**** MATERIAL FOR THIS TASK

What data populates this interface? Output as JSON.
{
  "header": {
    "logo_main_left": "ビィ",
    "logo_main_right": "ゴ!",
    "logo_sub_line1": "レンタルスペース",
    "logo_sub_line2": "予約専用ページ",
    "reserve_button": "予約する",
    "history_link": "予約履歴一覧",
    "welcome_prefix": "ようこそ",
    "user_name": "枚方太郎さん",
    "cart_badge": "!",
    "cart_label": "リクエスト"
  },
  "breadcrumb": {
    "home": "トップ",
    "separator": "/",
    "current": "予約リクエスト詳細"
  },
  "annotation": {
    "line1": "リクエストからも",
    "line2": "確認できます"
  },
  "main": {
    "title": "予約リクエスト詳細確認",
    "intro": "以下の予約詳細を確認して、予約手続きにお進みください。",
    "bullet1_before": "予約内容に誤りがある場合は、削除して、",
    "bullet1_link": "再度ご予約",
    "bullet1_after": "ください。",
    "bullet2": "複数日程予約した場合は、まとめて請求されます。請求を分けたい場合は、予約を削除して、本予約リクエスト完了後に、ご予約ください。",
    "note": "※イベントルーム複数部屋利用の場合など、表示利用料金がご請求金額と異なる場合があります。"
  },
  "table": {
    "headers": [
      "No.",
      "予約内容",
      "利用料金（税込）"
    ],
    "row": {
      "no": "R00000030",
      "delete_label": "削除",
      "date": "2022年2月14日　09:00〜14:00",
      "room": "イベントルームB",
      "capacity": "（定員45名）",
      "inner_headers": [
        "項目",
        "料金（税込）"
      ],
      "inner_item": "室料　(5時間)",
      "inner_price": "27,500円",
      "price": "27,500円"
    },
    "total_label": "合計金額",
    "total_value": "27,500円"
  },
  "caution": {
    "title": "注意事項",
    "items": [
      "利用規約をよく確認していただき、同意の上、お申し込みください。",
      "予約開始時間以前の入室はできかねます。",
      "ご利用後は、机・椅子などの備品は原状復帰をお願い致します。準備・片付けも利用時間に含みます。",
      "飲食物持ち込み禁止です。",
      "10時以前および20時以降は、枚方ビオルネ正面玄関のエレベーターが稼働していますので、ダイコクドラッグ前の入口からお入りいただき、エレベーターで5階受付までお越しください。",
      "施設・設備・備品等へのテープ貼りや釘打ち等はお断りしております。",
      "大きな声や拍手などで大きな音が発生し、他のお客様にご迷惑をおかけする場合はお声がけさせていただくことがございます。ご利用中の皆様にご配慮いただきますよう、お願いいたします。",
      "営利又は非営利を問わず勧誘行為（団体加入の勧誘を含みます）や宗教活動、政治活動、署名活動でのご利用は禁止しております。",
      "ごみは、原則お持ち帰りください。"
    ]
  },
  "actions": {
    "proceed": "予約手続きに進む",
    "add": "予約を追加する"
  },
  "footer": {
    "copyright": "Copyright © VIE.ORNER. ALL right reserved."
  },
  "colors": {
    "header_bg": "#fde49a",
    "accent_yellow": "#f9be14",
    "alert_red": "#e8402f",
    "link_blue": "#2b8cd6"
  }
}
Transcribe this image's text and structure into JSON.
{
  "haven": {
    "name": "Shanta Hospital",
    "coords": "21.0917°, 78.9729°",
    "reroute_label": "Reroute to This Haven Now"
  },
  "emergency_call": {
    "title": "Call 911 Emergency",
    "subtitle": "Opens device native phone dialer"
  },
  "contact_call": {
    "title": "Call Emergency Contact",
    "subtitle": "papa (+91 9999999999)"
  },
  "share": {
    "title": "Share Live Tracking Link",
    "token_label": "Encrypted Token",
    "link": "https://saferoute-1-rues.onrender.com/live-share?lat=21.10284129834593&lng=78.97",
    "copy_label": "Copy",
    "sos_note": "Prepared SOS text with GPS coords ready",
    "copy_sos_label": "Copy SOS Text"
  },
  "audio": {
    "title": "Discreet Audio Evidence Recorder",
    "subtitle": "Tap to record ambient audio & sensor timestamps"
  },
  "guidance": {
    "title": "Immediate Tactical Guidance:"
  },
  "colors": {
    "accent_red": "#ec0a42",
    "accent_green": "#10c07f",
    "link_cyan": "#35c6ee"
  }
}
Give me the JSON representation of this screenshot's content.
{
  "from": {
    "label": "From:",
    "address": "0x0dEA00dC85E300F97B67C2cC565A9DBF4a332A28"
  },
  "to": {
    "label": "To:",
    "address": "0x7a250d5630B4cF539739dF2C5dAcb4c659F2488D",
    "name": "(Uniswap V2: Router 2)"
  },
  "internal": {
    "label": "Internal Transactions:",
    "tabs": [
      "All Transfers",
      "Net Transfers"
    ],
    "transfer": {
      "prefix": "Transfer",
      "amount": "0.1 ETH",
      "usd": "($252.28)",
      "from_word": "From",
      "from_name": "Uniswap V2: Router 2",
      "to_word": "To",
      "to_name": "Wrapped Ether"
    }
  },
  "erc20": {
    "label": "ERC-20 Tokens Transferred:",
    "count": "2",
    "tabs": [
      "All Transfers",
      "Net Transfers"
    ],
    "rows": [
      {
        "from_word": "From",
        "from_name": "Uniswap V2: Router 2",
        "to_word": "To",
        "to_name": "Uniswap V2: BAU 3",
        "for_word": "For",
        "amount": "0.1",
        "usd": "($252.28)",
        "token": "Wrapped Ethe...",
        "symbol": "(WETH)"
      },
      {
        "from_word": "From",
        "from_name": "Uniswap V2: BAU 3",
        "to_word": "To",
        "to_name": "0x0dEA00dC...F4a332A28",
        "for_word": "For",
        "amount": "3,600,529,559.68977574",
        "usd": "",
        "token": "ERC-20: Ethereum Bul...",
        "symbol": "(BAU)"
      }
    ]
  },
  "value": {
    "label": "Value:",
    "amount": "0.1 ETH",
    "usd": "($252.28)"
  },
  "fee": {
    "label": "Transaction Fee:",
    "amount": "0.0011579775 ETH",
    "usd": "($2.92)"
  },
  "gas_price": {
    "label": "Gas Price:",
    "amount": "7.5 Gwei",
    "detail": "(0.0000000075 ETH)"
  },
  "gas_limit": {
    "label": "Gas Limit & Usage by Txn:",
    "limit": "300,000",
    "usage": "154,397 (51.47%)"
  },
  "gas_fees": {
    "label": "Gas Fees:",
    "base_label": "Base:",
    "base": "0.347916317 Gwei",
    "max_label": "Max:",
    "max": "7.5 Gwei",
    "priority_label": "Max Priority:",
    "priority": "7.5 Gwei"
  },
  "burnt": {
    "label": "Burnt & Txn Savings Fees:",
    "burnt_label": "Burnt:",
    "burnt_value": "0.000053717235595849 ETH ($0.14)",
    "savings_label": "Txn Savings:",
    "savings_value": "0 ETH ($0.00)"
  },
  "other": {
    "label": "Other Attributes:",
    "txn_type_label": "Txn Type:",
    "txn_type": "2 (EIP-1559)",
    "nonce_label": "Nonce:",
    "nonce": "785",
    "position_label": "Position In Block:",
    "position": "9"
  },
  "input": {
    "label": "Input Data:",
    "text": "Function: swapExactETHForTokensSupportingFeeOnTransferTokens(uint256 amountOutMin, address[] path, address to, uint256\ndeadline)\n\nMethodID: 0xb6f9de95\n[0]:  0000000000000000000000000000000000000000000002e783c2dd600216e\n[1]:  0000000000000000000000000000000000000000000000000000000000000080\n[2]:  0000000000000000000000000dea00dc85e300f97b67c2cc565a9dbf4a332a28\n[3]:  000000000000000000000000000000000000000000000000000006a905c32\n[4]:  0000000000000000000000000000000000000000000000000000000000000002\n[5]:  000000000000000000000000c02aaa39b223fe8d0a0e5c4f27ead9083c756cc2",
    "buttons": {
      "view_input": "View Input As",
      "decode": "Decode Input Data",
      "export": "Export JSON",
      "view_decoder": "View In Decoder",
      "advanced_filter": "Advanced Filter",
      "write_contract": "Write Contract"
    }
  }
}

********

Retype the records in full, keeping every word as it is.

What data populates this interface? Output as JSON.
{
  "header": {
    "logo_main_left": "ビィ",
    "logo_main_right": "ゴ!",
    "logo_sub_line1": "レンタルスペース",
    "logo_sub_line2": "予約専用ページ",
    "reserve_button": "予約する",
    "history_link": "予約履歴一覧",
    "welcome_prefix": "ようこそ",
    "user_name": "枚方太郎さん",
    "cart_badge": "!",
    "cart_label": "リクエスト"
  },
  "breadcrumb": {
    "home": "トップ",
    "separator": "/",
    "current": "予約リクエスト詳細"
  },
  "annotation": {
    "line1": "リクエストからも",
    "line2": "確認できます"
  },
  "main": {
    "title": "予約リクエスト詳細確認",
    "intro": "以下の予約詳細を確認して、予約手続きにお進みください。",
    "bullet1_before": "予約内容に誤りがある場合は、削除して、",
    "bullet1_link": "再度ご予約",
    "bullet1_after": "ください。",
    "bullet2": "複数日程予約した場合は、まとめて請求されます。請求を分けたい場合は、予約を削除して、本予約リクエスト完了後に、ご予約ください。",
    "note": "※イベントルーム複数部屋利用の場合など、表示利用料金がご請求金額と異なる場合があります。"
  },
  "table": {
    "headers": [
      "No.",
      "予約内容",
      "利用料金（税込）"
    ],
    "row": {
      "no": "R00000030",
      "delete_label": "削除",
      "date": "2022年2月14日　09:00〜14:00",
      "room": "イベントルームB",
      "capacity": "（定員45名）",
      "inner_headers": [
        "項目",
        "料金（税込）"
      ],
      "inner_item": "室料　(5時間)",
      "inner_price": "27,500円",
      "price": "27,500円"
    },
    "total_label": "合計金額",
    "total_value": "27,500円"
  },
  "caution": {
    "title": "注意事項",
    "items": [
      "利用規約をよく確認していただき、同意の上、お申し込みください。",
      "予約開始時間以前の入室はできかねます。",
      "ご利用後は、机・椅子などの備品は原状復帰をお願い致します。準備・片付けも利用時間に含みます。",
      "飲食物持ち込み禁止です。",
      "10時以前および20時以降は、枚方ビオルネ正面玄関のエレベーターが稼働していますので、ダイコクドラッグ前の入口からお入りいただき、エレベーターで5階受付までお越しください。",
      "施設・設備・備品等へのテープ貼りや釘打ち等はお断りしております。",
      "大きな声や拍手などで大きな音が発生し、他のお客様にご迷惑をおかけする場合はお声がけさせていただくことがございます。ご利用中の皆様にご配慮いただきますよう、お願いいたします。",
      "営利又は非営利を問わず勧誘行為（団体加入の勧誘を含みます）や宗教活動、政治活動、署名活動でのご利用は禁止しております。",
      "ごみは、原則お持ち帰りください。"
    ]
  },
  "actions": {
    "proceed": "予約手続きに進む",
    "add": "予約を追加する"
  },
  "footer": {
    "copyright": "Copyright © VIE.ORNER. ALL right reserved."
  },
  "colors": {
    "header_bg": "#fde49a",
    "accent_yellow": "#f9be14",
    "alert_red": "#e8402f",
    "link_blue": "#2b8cd6"
  }
}
Transcribe this image's text and structure into JSON.
{
  "haven": {
    "name": "Shanta Hospital",
    "coords": "21.0917°, 78.9729°",
    "reroute_label": "Reroute to This Haven Now"
  },
  "emergency_call": {
    "title": "Call 911 Emergency",
    "subtitle": "Opens device native phone dialer"
  },
  "contact_call": {
    "title": "Call Emergency Contact",
    "subtitle": "papa (+91 9999999999)"
  },
  "share": {
    "title": "Share Live Tracking Link",
    "token_label": "Encrypted Token",
    "link": "https://saferoute-1-rues.onrender.com/live-share?lat=21.10284129834593&lng=78.97",
    "copy_label": "Copy",
    "sos_note": "Prepared SOS text with GPS coords ready",
    "copy_sos_label": "Copy SOS Text"
  },
  "audio": {
    "title": "Discreet Audio Evidence Recorder",
    "subtitle": "Tap to record ambient audio & sensor timestamps"
  },
  "guidance": {
    "title": "Immediate Tactical Guidance:"
  },
  "colors": {
    "accent_red": "#ec0a42",
    "accent_green": "#10c07f",
    "link_cyan": "#35c6ee"
  }
}
Give me the JSON representation of this screenshot's content.
{
  "from": {
    "label": "From:",
    "address": "0x0dEA00dC85E300F97B67C2cC565A9DBF4a332A28"
  },
  "to": {
    "label": "To:",
    "address": "0x7a250d5630B4cF539739dF2C5dAcb4c659F2488D",
    "name": "(Uniswap V2: Router 2)"
  },
  "internal": {
    "label": "Internal Transactions:",
    "tabs": [
      "All Transfers",
      "Net Transfers"
    ],
    "transfer": {
      "prefix": "Transfer",
      "amount": "0.1 ETH",
      "usd": "($252.28)",
      "from_word": "From",
      "from_name": "Uniswap V2: Router 2",
      "to_word": "To",
      "to_name": "Wrapped Ether"
    }
  },
  "erc20": {
    "label": "ERC-20 Tokens Transferred:",
    "count": "2",
    "tabs": [
      "All Transfers",
      "Net Transfers"
    ],
    "rows": [
      {
        "from_word": "From",
        "from_name": "Uniswap V2: Router 2",
        "to_word": "To",
        "to_name": "Uniswap V2: BAU 3",
        "for_word": "For",
        "amount": "0.1",
        "usd": "($252.28)",
        "token": "Wrapped Ethe...",
        "symbol": "(WETH)"
      },
      {
        "from_word": "From",
        "from_name": "Uniswap V2: BAU 3",
        "to_word": "To",
        "to_name": "0x0dEA00dC...F4a332A28",
        "for_word": "For",
        "amount": "3,600,529,559.68977574",
        "usd": "",
        "token": "ERC-20: Ethereum Bul...",
        "symbol": "(BAU)"
      }
    ]
  },
  "value": {
    "label": "Value:",
    "amount": "0.1 ETH",
    "usd": "($252.28)"
  },
  "fee": {
    "label": "Transaction Fee:",
    "amount": "0.0011579775 ETH",
    "usd": "($2.92)"
  },
  "gas_price": {
    "label": "Gas Price:",
    "amount": "7.5 Gwei",
    "detail": "(0.0000000075 ETH)"
  },
  "gas_limit": {
    "label": "Gas Limit & Usage by Txn:",
    "limit": "300,000",
    "usage": "154,397 (51.47%)"
  },
  "gas_fees": {
    "label": "Gas Fees:",
    "base_label": "Base:",
    "base": "0.347916317 Gwei",
    "max_label": "Max:",
    "max": "7.5 Gwei",
    "priority_label": "Max Priority:",
    "priority": "7.5 Gwei"
  },
  "burnt": {
    "label": "Burnt & Txn Savings Fees:",
    "burnt_label": "Burnt:",
    "burnt_value": "0.000053717235595849 ETH ($0.14)",
    "savings_label": "Txn Savings:",
    "savings_value": "0 ETH ($0.00)"
  },
  "other": {
    "label": "Other Attributes:",
    "txn_type_label": "Txn Type:",
    "txn_type": "2 (EIP-1559)",
    "nonce_label": "Nonce:",
    "nonce": "785",
    "position_label": "Position In Block:",
    "position": "9"
  },
  "input": {
    "label": "Input Data:",
    "text": "Function: swapExactETHForTokensSupportingFeeOnTransferTokens(uint256 amountOutMin, address[] path, address to, uint256\ndeadline)\n\nMethodID: 0xb6f9de95\n[0]:  0000000000000000000000000000000000000000000002e783c2dd600216e\n[1]:  0000000000000000000000000000000000000000000000000000000000000080\n[2]:  0000000000000000000000000dea00dc85e300f97b67c2cc565a9dbf4a332a28\n[3]:  000000000000000000000000000000000000000000000000000006a905c32\n[4]:  0000000000000000000000000000000000000000000000000000000000000002\n[5]:  000000000000000000000000c02aaa39b223fe8d0a0e5c4f27ead9083c756cc2",
    "buttons": {
      "view_input": "View Input As",
      "decode": "Decode Input Data",
      "export": "Export JSON",
      "view_decoder": "View In Decoder",
      "advanced_filter": "Advanced Filter",
      "write_contract": "Write Contract"
    }
  }
}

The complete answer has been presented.